Q:who taught you to quilt?
A:my mum, unsurprisingly!
Q:do you have any formal design training?
A:i did textiles at school, then a two year course around 20 years (ago) called 'design crafts' at norwich school of art and design (as it was then, i think it's changed since i was there) where i specialised in printmaking which i loved.
Q:what inspires you the most?
A:i am like a magpie when it comes to colour, so sometimes the object itself isn't so interesting, but the way it's juxtaposed against another colour is what excites me.
Q:does anyone else in your family sew?
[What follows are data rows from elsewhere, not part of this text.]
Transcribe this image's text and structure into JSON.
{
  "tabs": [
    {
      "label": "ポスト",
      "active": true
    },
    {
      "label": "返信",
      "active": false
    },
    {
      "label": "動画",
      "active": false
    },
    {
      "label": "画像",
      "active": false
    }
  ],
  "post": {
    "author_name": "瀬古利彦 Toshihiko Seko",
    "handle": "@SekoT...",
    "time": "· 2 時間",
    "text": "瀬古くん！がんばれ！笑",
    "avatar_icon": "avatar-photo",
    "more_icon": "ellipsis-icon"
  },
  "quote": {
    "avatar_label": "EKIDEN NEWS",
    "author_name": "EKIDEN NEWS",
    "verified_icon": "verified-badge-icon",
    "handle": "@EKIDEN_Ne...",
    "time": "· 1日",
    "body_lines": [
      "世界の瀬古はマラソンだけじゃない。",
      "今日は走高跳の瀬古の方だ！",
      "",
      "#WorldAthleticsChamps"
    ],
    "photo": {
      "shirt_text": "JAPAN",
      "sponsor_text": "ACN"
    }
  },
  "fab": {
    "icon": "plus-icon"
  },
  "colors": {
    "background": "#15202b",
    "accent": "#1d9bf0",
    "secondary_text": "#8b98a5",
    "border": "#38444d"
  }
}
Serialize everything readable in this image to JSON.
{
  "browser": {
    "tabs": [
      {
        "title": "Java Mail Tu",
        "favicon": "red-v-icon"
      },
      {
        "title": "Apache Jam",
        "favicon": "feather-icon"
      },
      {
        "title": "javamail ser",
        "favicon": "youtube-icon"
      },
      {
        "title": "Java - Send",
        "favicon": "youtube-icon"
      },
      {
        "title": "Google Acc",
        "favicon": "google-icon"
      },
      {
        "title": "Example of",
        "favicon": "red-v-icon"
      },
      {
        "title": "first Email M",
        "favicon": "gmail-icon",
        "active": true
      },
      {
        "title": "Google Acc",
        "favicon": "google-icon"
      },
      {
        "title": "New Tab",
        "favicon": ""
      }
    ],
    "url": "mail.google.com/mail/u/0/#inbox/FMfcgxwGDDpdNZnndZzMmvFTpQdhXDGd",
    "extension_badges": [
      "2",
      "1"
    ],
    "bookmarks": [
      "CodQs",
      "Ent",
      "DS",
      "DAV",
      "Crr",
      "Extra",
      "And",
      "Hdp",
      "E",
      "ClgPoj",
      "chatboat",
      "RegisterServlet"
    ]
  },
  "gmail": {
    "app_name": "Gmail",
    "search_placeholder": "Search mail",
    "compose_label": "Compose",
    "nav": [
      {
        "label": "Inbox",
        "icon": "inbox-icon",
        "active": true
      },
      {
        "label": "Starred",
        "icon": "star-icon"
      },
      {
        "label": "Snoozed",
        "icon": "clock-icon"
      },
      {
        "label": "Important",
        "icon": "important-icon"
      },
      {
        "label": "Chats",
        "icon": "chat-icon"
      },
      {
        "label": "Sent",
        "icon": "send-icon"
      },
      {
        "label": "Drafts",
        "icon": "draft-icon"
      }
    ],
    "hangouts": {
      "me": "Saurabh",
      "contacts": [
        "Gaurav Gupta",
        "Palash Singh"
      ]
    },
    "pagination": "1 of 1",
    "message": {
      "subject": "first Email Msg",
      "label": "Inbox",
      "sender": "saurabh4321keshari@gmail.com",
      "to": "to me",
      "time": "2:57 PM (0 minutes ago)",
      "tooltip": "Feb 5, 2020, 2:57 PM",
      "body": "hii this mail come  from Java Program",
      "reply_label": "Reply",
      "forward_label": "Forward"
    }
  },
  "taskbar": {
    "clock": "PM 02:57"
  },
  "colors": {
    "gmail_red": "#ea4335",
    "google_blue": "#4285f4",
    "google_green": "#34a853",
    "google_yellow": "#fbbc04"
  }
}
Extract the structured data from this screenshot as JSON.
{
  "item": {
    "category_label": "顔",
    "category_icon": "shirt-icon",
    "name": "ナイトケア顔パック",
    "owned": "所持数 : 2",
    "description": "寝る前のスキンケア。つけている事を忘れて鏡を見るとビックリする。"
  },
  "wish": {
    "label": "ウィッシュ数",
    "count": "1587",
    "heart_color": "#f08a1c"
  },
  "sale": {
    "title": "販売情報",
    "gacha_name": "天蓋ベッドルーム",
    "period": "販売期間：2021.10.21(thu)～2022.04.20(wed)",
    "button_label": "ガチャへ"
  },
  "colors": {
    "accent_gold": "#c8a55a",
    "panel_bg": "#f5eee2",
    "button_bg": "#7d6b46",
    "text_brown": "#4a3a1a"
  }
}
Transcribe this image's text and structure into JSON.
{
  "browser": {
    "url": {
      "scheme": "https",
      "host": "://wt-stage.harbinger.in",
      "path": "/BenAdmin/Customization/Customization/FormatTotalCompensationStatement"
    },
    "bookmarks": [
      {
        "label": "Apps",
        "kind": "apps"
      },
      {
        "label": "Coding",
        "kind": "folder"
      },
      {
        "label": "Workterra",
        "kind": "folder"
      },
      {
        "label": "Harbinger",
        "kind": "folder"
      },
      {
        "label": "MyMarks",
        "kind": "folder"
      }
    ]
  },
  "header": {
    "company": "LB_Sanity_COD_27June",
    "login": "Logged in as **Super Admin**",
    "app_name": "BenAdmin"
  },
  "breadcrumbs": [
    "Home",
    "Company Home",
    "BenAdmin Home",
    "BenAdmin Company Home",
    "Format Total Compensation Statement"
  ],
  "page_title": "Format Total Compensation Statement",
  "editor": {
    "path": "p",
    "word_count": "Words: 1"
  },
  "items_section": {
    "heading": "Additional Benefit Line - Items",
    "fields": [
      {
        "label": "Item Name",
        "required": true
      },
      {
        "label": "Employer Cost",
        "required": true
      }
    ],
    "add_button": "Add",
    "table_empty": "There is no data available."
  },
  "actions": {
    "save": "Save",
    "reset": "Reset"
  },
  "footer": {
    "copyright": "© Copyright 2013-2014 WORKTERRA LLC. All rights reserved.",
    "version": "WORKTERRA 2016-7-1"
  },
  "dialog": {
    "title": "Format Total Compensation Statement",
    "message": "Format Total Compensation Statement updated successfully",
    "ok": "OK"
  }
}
A:yes, i come from a line of women who sew in my family on my mother's side, but as i've got boys who don't seem interested in sewing, it looks like i might be the last! my nan (grandmother) made her own clothes and soft furnishings and was an amazing knitter. my aunts are both very creative sewers and my mum is a longarm quilter. she quilted many of the quilts in the book (although they're all just straight lines, which mum found quite hard, her work is usually much more flowy!)
(photo from Quilt Improv)
Q:I thought it was particularly intriguing that you've sketched out your improv quilts in your book. Can you tell me a bit about this since I always considered improv to be design as you go this is a new concept for me! Also, do you always sketch out your improv quilts before you start sewing?A:i don't always sketch out my designs before stitching, because yes, i totally agree that it kind of goes against the whole concept of improv. however, depending on my mood, i can sit and start a quilt with no idea what i am making which is wonderful and freeing. but more often the ideas are harder to come forth while i'm sitting staring at the sewing machine and i need a stroke of inspiration to get me in the mood so to speak! if this is the case, i like to play with doodles - really really simple stuff - that's sparked by exactly the kind of things i show in the book - a washing line coiled in a heap on the lawn, a stack of colourful boxes against a white background or the view out of my window. then i can just get on and stitch. sometimes the designs can move away from the original ideas and i think that it's really important not to be too rigid in sticking to them - to just let yourself go and see where the improv takes you. the second part of the answer is also this: writing a 'how-to' book about improv meant that i had to write instructions that were not daunting for readers to try and recreate - which meant showing workings for each of the quilts in the book, and yes, in this case i did draw out the designs before starting to make them.
I'm enamored by Lucie's portholes.
(photo from Quilt Improv)
So I decided to try them for myself.
I didn't use a template although she suggested one, but drew my portholes freehand and her technique worked like a charm!
So I made a porthole potholder.
If you're interested in reading more about Lucie's book, you can find more info at the Stitch Craft Create site, and here are the other blog hop participants and the dates of their posts!
The campground is terraced, so everyone has the perfect view.
On one of the days, we took our tandem over to Balboa via the (short) ferry and rode along the coastline from Newport to Seal Beach.
It was my favorite by far!
It was a treat to drive up to Ventura and see Kelly and her Superbuzzy store, then driving back to Laguna beach via Malibu. I have to say, Malibu felt a lot like "the old" Las Vegas if you know what I mean!
Our early morning beach walk on Christmas morning was such a treat.
And Newport Pier was fabulous
I can vividly imagine a trip to this area becoming a Christmas tradition!
I hope your Christmas was filled with wonder and your 2014 is filled with joy!